▶ Work to complete
An exact, complete printout of the listing is wanted, minus its images.
===== Record excerpts =====
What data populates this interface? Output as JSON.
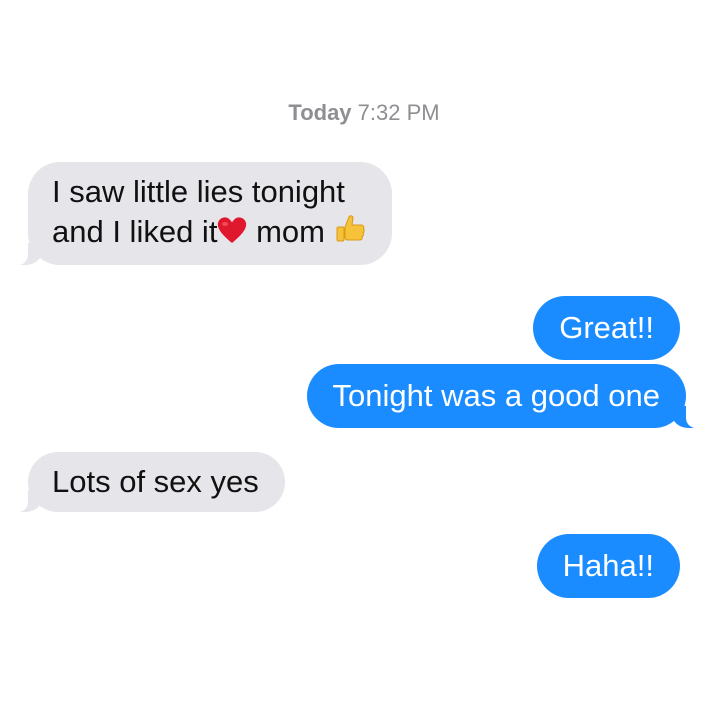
{
  "thread": {
    "timestamp_day": "Today",
    "timestamp_time": "7:32 PM"
  },
  "messages": [
    {
      "direction": "incoming",
      "line1": "I saw little lies tonight",
      "line2_part1": "and I liked it",
      "line2_emoji1": "red-heart",
      "line2_part2": "mom",
      "line2_emoji2": "thumbs-up"
    },
    {
      "direction": "outgoing",
      "text": "Great!!"
    },
    {
      "direction": "outgoing",
      "text": "Tonight was a good one"
    },
    {
      "direction": "incoming",
      "text": "Lots of sex yes"
    },
    {
      "direction": "outgoing",
      "text": "Haha!!"
    }
  ],
  "colors": {
    "incoming_bubble": "#e5e5ea",
    "outgoing_bubble": "#1a8cff",
    "timestamp": "#8e8e93"
  }
}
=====
▶ The completed task
What data populates this interface? Output as JSON.
{
  "thread": {
    "timestamp_day": "Today",
    "timestamp_time": "7:32 PM"
  },
  "messages": [
    {
      "direction": "incoming",
      "line1": "I saw little lies tonight",
      "line2_part1": "and I liked it",
      "line2_emoji1": "red-heart",
      "line2_part2": "mom",
      "line2_emoji2": "thumbs-up"
    },
    {
      "direction": "outgoing",
      "text": "Great!!"
    },
    {
      "direction": "outgoing",
      "text": "Tonight was a good one"
    },
    {
      "direction": "incoming",
      "text": "Lots of sex yes"
    },
    {
      "direction": "outgoing",
      "text": "Haha!!"
    }
  ],
  "colors": {
    "incoming_bubble": "#e5e5ea",
    "outgoing_bubble": "#1a8cff",
    "timestamp": "#8e8e93"
  }
}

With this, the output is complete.